== SUPPLIED DATA
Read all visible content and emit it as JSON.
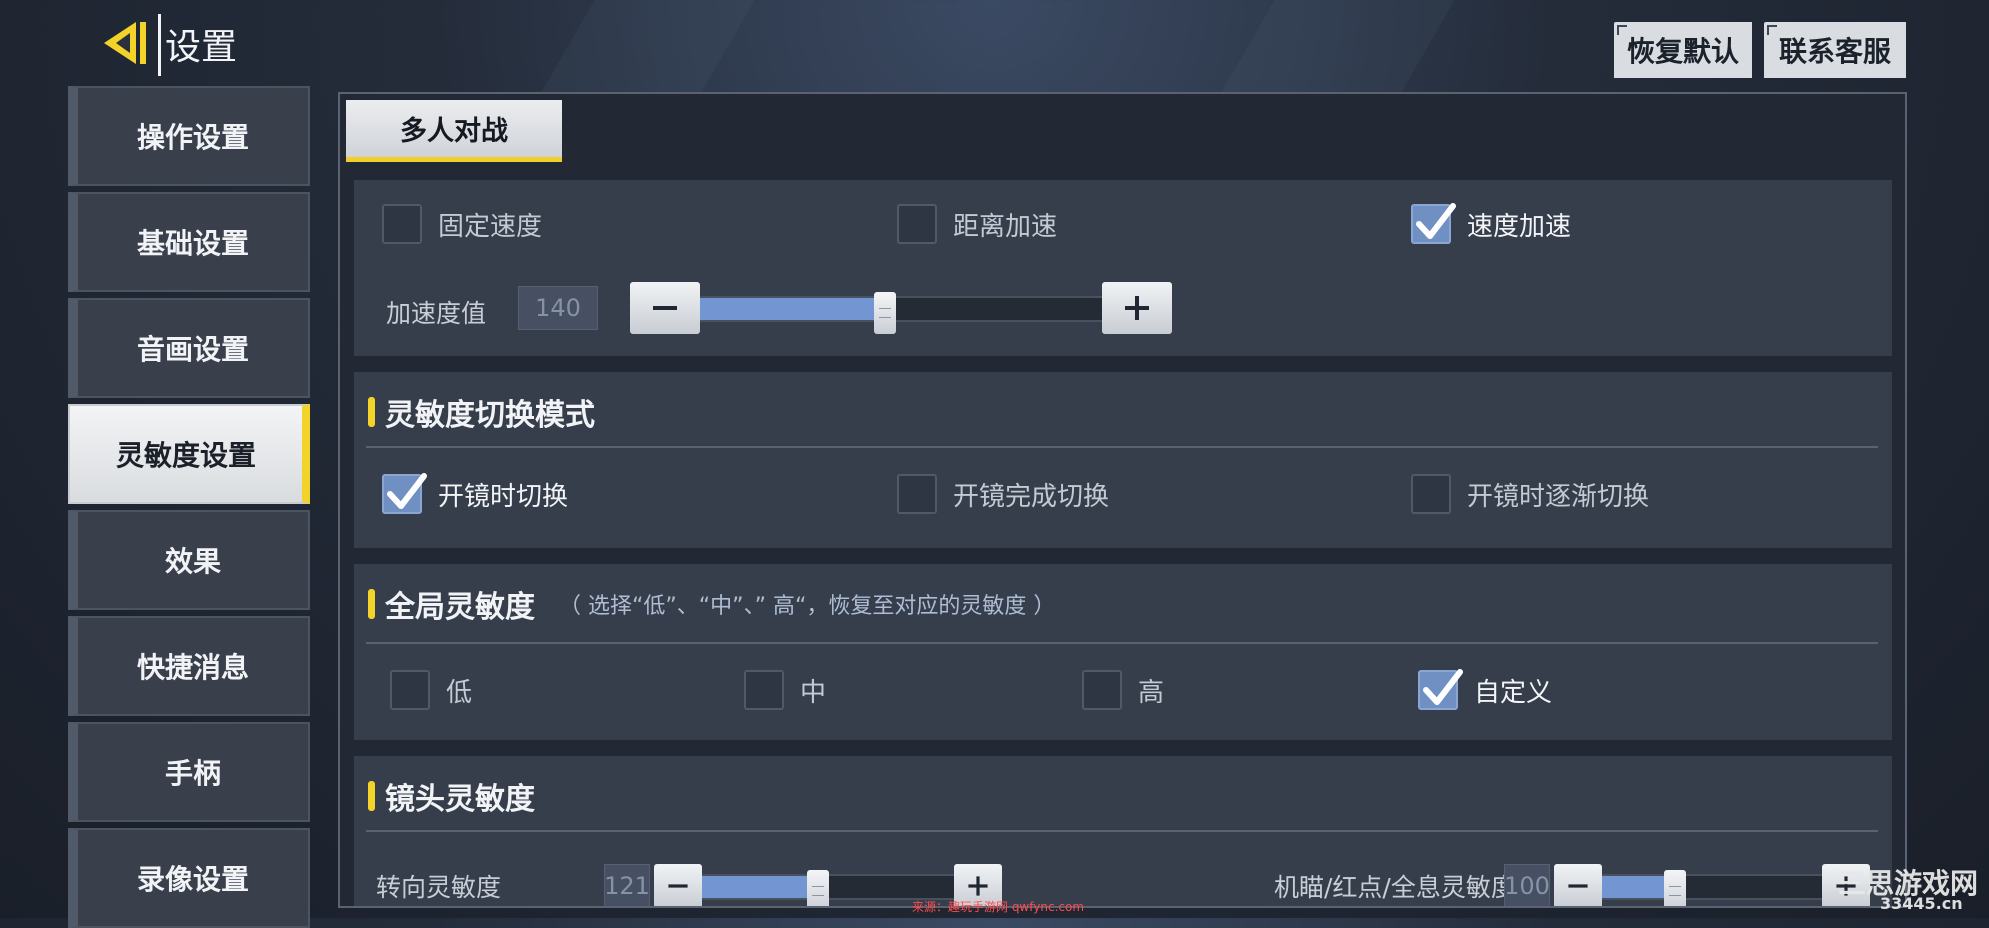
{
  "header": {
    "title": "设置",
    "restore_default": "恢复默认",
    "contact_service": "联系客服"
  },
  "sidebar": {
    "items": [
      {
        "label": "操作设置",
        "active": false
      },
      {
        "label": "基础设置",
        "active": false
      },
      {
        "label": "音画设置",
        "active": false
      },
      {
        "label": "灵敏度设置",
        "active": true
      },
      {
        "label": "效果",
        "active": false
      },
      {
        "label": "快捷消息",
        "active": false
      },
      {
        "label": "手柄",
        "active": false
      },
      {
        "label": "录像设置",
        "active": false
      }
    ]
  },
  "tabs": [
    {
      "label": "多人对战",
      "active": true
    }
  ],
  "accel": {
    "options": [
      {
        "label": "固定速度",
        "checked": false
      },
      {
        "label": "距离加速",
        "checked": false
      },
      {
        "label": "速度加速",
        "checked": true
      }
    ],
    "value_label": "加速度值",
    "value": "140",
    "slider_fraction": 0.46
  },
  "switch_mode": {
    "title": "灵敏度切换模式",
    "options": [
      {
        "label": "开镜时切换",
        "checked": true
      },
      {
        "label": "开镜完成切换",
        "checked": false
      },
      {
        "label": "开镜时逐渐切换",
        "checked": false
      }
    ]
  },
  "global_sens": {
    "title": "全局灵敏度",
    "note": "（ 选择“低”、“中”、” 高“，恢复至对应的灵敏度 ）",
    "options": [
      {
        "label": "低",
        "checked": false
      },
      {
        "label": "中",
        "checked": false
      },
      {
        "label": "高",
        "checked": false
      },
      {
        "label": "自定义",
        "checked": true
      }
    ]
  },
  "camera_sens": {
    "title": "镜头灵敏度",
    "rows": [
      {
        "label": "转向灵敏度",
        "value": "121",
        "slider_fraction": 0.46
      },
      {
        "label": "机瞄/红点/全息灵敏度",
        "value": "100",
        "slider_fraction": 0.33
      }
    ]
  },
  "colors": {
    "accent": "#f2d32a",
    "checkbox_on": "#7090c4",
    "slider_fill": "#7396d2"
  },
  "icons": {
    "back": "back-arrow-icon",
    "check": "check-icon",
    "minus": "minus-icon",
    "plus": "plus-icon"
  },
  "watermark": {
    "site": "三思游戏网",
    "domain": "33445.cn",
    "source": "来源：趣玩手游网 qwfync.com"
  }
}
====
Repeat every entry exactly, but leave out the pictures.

## PROBLEM SOLUTION
Read all visible content and emit it as JSON.
{
  "header": {
    "title": "设置",
    "restore_default": "恢复默认",
    "contact_service": "联系客服"
  },
  "sidebar": {
    "items": [
      {
        "label": "操作设置",
        "active": false
      },
      {
        "label": "基础设置",
        "active": false
      },
      {
        "label": "音画设置",
        "active": false
      },
      {
        "label": "灵敏度设置",
        "active": true
      },
      {
        "label": "效果",
        "active": false
      },
      {
        "label": "快捷消息",
        "active": false
      },
      {
        "label": "手柄",
        "active": false
      },
      {
        "label": "录像设置",
        "active": false
      }
    ]
  },
  "tabs": [
    {
      "label": "多人对战",
      "active": true
    }
  ],
  "accel": {
    "options": [
      {
        "label": "固定速度",
        "checked": false
      },
      {
        "label": "距离加速",
        "checked": false
      },
      {
        "label": "速度加速",
        "checked": true
      }
    ],
    "value_label": "加速度值",
    "value": "140",
    "slider_fraction": 0.46
  },
  "switch_mode": {
    "title": "灵敏度切换模式",
    "options": [
      {
        "label": "开镜时切换",
        "checked": true
      },
      {
        "label": "开镜完成切换",
        "checked": false
      },
      {
        "label": "开镜时逐渐切换",
        "checked": false
      }
    ]
  },
  "global_sens": {
    "title": "全局灵敏度",
    "note": "（ 选择“低”、“中”、” 高“，恢复至对应的灵敏度 ）",
    "options": [
      {
        "label": "低",
        "checked": false
      },
      {
        "label": "中",
        "checked": false
      },
      {
        "label": "高",
        "checked": false
      },
      {
        "label": "自定义",
        "checked": true
      }
    ]
  },
  "camera_sens": {
    "title": "镜头灵敏度",
    "rows": [
      {
        "label": "转向灵敏度",
        "value": "121",
        "slider_fraction": 0.46
      },
      {
        "label": "机瞄/红点/全息灵敏度",
        "value": "100",
        "slider_fraction": 0.33
      }
    ]
  },
  "colors": {
    "accent": "#f2d32a",
    "checkbox_on": "#7090c4",
    "slider_fill": "#7396d2"
  },
  "icons": {
    "back": "back-arrow-icon",
    "check": "check-icon",
    "minus": "minus-icon",
    "plus": "plus-icon"
  },
  "watermark": {
    "site": "三思游戏网",
    "domain": "33445.cn",
    "source": "来源：趣玩手游网 qwfync.com"
  }
}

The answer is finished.